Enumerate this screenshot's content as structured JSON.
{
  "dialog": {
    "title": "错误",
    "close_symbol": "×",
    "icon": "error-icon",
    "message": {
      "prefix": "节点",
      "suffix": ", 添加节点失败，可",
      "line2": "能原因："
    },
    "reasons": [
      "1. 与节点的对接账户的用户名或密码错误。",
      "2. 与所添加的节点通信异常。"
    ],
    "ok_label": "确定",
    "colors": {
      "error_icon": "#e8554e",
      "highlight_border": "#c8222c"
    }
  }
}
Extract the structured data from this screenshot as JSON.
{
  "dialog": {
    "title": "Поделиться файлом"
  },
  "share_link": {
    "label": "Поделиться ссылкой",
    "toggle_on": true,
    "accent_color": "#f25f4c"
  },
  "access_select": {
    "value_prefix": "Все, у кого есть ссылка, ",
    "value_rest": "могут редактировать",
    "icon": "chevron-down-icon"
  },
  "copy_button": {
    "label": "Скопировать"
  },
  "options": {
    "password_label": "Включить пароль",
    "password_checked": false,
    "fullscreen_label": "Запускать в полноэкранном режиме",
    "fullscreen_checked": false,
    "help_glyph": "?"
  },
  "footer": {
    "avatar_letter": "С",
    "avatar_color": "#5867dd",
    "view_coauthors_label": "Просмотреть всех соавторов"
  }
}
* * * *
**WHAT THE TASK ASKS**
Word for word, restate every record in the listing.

**OUTPUT**
Enumerate this screenshot's content as structured JSON.
{
  "dialog": {
    "title": "错误",
    "close_symbol": "×",
    "icon": "error-icon",
    "message": {
      "prefix": "节点",
      "suffix": ", 添加节点失败，可",
      "line2": "能原因："
    },
    "reasons": [
      "1. 与节点的对接账户的用户名或密码错误。",
      "2. 与所添加的节点通信异常。"
    ],
    "ok_label": "确定",
    "colors": {
      "error_icon": "#e8554e",
      "highlight_border": "#c8222c"
    }
  }
}
Extract the structured data from this screenshot as JSON.
{
  "dialog": {
    "title": "Поделиться файлом"
  },
  "share_link": {
    "label": "Поделиться ссылкой",
    "toggle_on": true,
    "accent_color": "#f25f4c"
  },
  "access_select": {
    "value_prefix": "Все, у кого есть ссылка, ",
    "value_rest": "могут редактировать",
    "icon": "chevron-down-icon"
  },
  "copy_button": {
    "label": "Скопировать"
  },
  "options": {
    "password_label": "Включить пароль",
    "password_checked": false,
    "fullscreen_label": "Запускать в полноэкранном режиме",
    "fullscreen_checked": false,
    "help_glyph": "?"
  },
  "footer": {
    "avatar_letter": "С",
    "avatar_color": "#5867dd",
    "view_coauthors_label": "Просмотреть всех соавторов"
  }
}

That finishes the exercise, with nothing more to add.